WHAT IS NEEDED
Every record is to be duplicated exactly as it reads, without its images.

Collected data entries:
=-=-=

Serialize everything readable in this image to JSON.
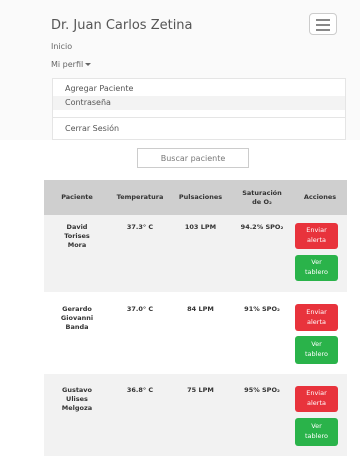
{
  "header": {
    "brand": "Dr. Juan Carlos Zetina",
    "inicio": "Inicio",
    "perfil": "Mi perfil"
  },
  "dropdown": {
    "items": [
      "Agregar Paciente",
      "Contraseña",
      "Cerrar Sesión"
    ]
  },
  "search": {
    "placeholder": "Buscar paciente"
  },
  "table": {
    "headers": {
      "paciente": "Paciente",
      "temperatura": "Temperatura",
      "pulsaciones": "Pulsaciones",
      "saturacion_line1": "Saturación",
      "saturacion_line2": "de O₂",
      "acciones": "Acciones"
    },
    "rows": [
      {
        "name": [
          "David",
          "Torises",
          "Mora"
        ],
        "temp": "37.3° C",
        "pulse": "103 LPM",
        "sat": "94.2% SPO₂",
        "alert": "Enviar alerta",
        "board": "Ver tablero"
      },
      {
        "name": [
          "Gerardo",
          "Giovanni",
          "Banda"
        ],
        "temp": "37.0° C",
        "pulse": "84 LPM",
        "sat": "91% SPO₂",
        "alert": "Enviar alerta",
        "board": "Ver tablero"
      },
      {
        "name": [
          "Gustavo",
          "Ulises",
          "Melgoza"
        ],
        "temp": "36.8° C",
        "pulse": "75 LPM",
        "sat": "95% SPO₂",
        "alert": "Enviar alerta",
        "board": "Ver tablero"
      }
    ]
  },
  "colors": {
    "alert": "#e8333c",
    "board": "#2ab34a",
    "header_bg": "#cfcfcf"
  }
}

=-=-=

EXERCISE ANSWER
Serialize everything readable in this image to JSON.
{
  "header": {
    "brand": "Dr. Juan Carlos Zetina",
    "inicio": "Inicio",
    "perfil": "Mi perfil"
  },
  "dropdown": {
    "items": [
      "Agregar Paciente",
      "Contraseña",
      "Cerrar Sesión"
    ]
  },
  "search": {
    "placeholder": "Buscar paciente"
  },
  "table": {
    "headers": {
      "paciente": "Paciente",
      "temperatura": "Temperatura",
      "pulsaciones": "Pulsaciones",
      "saturacion_line1": "Saturación",
      "saturacion_line2": "de O₂",
      "acciones": "Acciones"
    },
    "rows": [
      {
        "name": [
          "David",
          "Torises",
          "Mora"
        ],
        "temp": "37.3° C",
        "pulse": "103 LPM",
        "sat": "94.2% SPO₂",
        "alert": "Enviar alerta",
        "board": "Ver tablero"
      },
      {
        "name": [
          "Gerardo",
          "Giovanni",
          "Banda"
        ],
        "temp": "37.0° C",
        "pulse": "84 LPM",
        "sat": "91% SPO₂",
        "alert": "Enviar alerta",
        "board": "Ver tablero"
      },
      {
        "name": [
          "Gustavo",
          "Ulises",
          "Melgoza"
        ],
        "temp": "36.8° C",
        "pulse": "75 LPM",
        "sat": "95% SPO₂",
        "alert": "Enviar alerta",
        "board": "Ver tablero"
      }
    ]
  },
  "colors": {
    "alert": "#e8333c",
    "board": "#2ab34a",
    "header_bg": "#cfcfcf"
  }
}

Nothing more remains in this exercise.